Moreover, at no point has the outgoing administration shown signs of slowing its deregulation. Most recently, the Forest Service proposed a measure that would permit oil and natural gas leasing on 4.2 million acres of National Forest System lands, and EPA finalized various rules amending the national emission standards for hazardous air pollutants and waste management practices for coal combustion residual facilities. In addition to their obvious environmental impacts, these measures will likely create lasting consequences for how future administrations can apply and enforce environmental legislation even if an incoming Biden administration would presumably act to reverse many of these deregulations.
 The rules identified in this article are by no means an exhaustive list of the administration’s environmental rollbacks. They serve as a curated sampling of some of the major changes to date. The Sabin Center for Climate Change Law at Columbia University maintains a detailed tracker of climate-related deregulations.

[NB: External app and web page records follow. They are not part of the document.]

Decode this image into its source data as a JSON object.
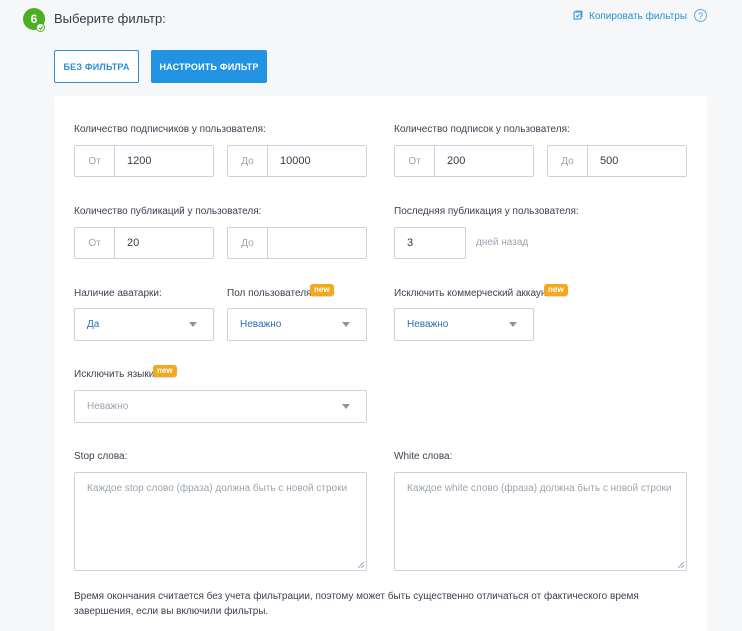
{
  "step": {
    "number": "6",
    "title": "Выберите фильтр:"
  },
  "header": {
    "copy_label": "Копировать фильтры",
    "help_label": "?"
  },
  "modes": {
    "no_filter": "БЕЗ ФИЛЬТРА",
    "custom": "НАСТРОИТЬ ФИЛЬТР"
  },
  "filters": {
    "followers": {
      "label": "Количество подписчиков у пользователя:",
      "from_prefix": "От",
      "from_value": "1200",
      "to_prefix": "До",
      "to_value": "10000"
    },
    "following": {
      "label": "Количество подписок у пользователя:",
      "from_prefix": "От",
      "from_value": "200",
      "to_prefix": "До",
      "to_value": "500"
    },
    "posts": {
      "label": "Количество публикаций у пользователя:",
      "from_prefix": "От",
      "from_value": "20",
      "to_prefix": "До",
      "to_value": ""
    },
    "last_post": {
      "label": "Последняя публикация у пользователя:",
      "value": "3",
      "suffix": "дней назад"
    },
    "avatar": {
      "label": "Наличие аватарки:",
      "selected": "Да"
    },
    "gender": {
      "label": "Пол пользователя:",
      "badge": "new",
      "selected": "Неважно"
    },
    "commercial": {
      "label": "Исключить коммерческий аккаунт:",
      "badge": "new",
      "selected": "Неважно"
    },
    "languages": {
      "label": "Исключить языки:",
      "badge": "new",
      "placeholder": "Неважно"
    },
    "stop_words": {
      "label": "Stop слова:",
      "placeholder": "Каждое stop слово (фраза) должна быть с новой строки"
    },
    "white_words": {
      "label": "White слова:",
      "placeholder": "Каждое white слово (фраза) должна быть с новой строки"
    }
  },
  "note": "Время окончания считается без учета фильтрации, поэтому может быть существенно отличаться от фактического время завершения, если вы включили фильтры.",
  "colors": {
    "accent": "#2293e3",
    "success": "#4caf22",
    "badge": "#f4a81c"
  }
}
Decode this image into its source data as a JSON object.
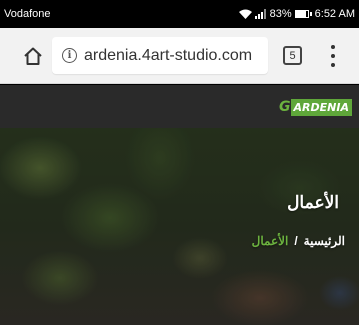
{
  "status_bar": {
    "carrier": "Vodafone",
    "battery_percent": "83%",
    "time": "6:52 AM",
    "battery_level": 0.83
  },
  "browser": {
    "url": "ardenia.4art-studio.com",
    "tab_count": "5",
    "icons": {
      "home": "home-icon",
      "info": "info-icon",
      "menu": "more-vert-icon"
    }
  },
  "site": {
    "logo": {
      "initial": "G",
      "text": "ARDENIA"
    },
    "colors": {
      "header_bg": "#2a2a2a",
      "accent": "#6cb33f"
    }
  },
  "hero": {
    "title": "الأعمال",
    "breadcrumb": {
      "home": "الرئيسية",
      "separator": "/",
      "current": "الأعمال"
    }
  }
}
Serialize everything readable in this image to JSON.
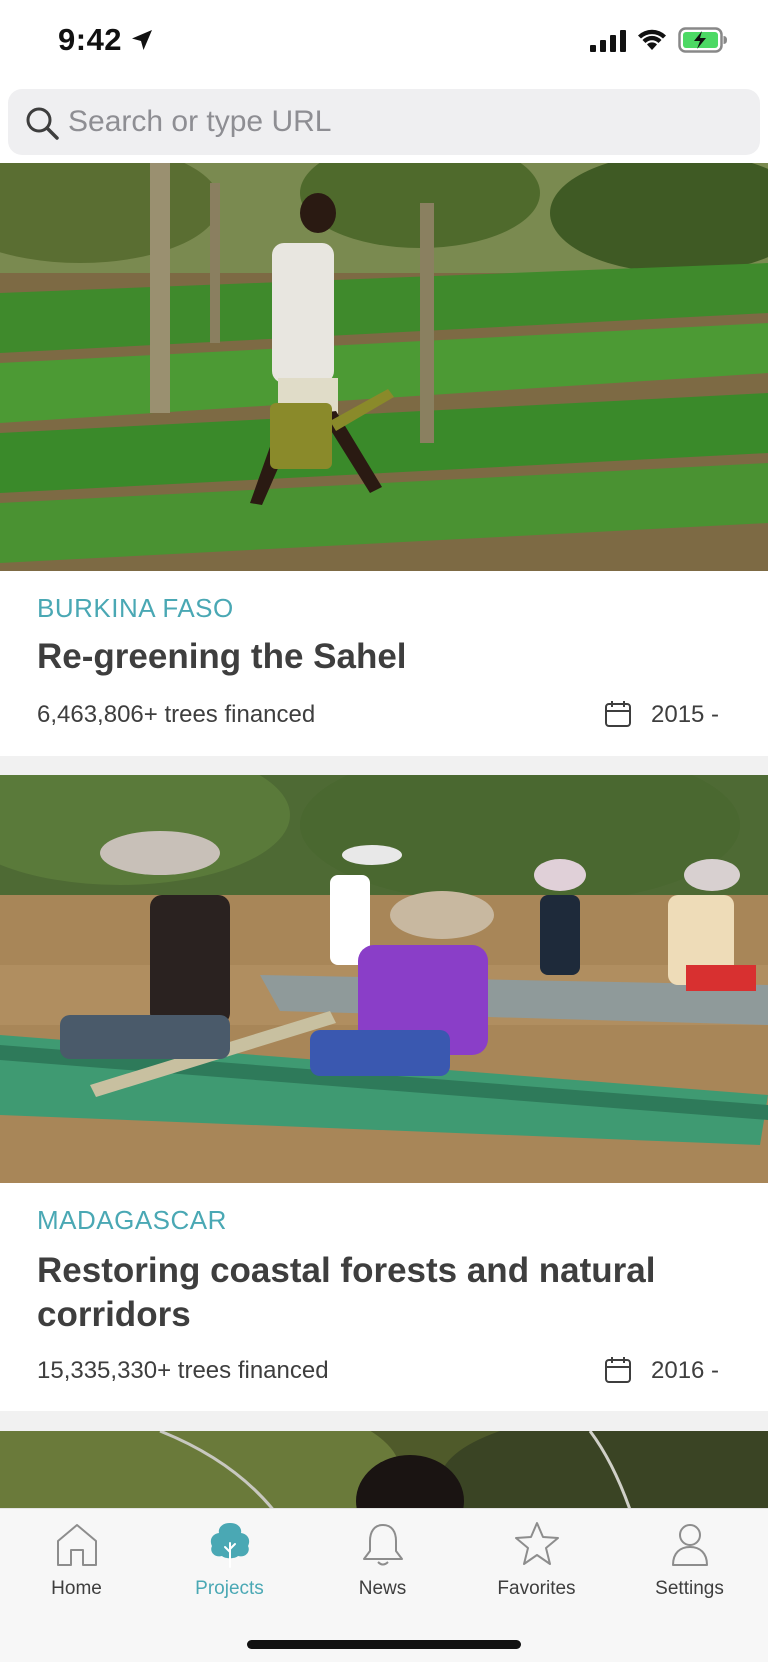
{
  "status_bar": {
    "time": "9:42"
  },
  "search": {
    "placeholder": "Search or type URL"
  },
  "projects": [
    {
      "country": "BURKINA FASO",
      "title": "Re-greening the Sahel",
      "trees": "6,463,806+ trees financed",
      "year": "2015 -"
    },
    {
      "country": "MADAGASCAR",
      "title": "Restoring coastal forests and natural corridors",
      "trees": "15,335,330+ trees financed",
      "year": "2016 -"
    }
  ],
  "tabs": [
    {
      "label": "Home",
      "icon": "house-icon"
    },
    {
      "label": "Projects",
      "icon": "tree-icon"
    },
    {
      "label": "News",
      "icon": "bell-icon"
    },
    {
      "label": "Favorites",
      "icon": "star-icon"
    },
    {
      "label": "Settings",
      "icon": "person-icon"
    }
  ],
  "colors": {
    "accent": "#4aa8b4",
    "text": "#3e3e3e",
    "inactive_icon": "#8d8d8d"
  }
}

 On February 9, 2016, the Supreme Court ruled 5-4 to take the unprecedented step of staying the CPP, pending the exhaustion of the full appeals process for either side–in other words, signing off on the rule’s permissibility.
 According to EPA’s minimum case scenario.
 Similarly, EPA’s 2015 Steam Electric Power Generating (EPG) rule sets limits on toxic waste generated by power plants. Among all industries regulated under the Clean Water Act, steam electric power plants contribute the greatest amount of toxic pollutants discharged to surface waters. In 2019, EPA proposed revisions to the 2015 effluent limitations guidelines and standards (ELGs) for two categories of toxic waste generated from steam EPGs: flue gas desulfurization (FGD) wastewater and bottom ash (BA) transport water. Key changes include amending the technology-basis for wastewater treatment, revising the voluntary incentives program for FGD wastewater, and adding subcategories for FGD and BA wastewater.
 In July of 2020, a federal judge in California blocked the Trump administration’s other major methane rollback regarding waste management, stating that the Department of Interior (DoI) “ignored its statutory mandate under the Mineral Leasing Act, repeatedly failed to justify numerous reversals in policy positions previously taken, and failed to consider scientific findings and institutions relied upon by both prior Republican and Democratic administrations.” The DoI rollback was struck down in U.S. District Court for the District of Wyoming just last week.
 McCoy, forthcoming.
The author would like to thank Siddhi Doshi, Kelly Kennedy, Adam Looney, and Sanjay Patnaik for their invaluable comments and feedback on this piece. Siddhi Doshi contributed substantially to prior research and timelines for these rules.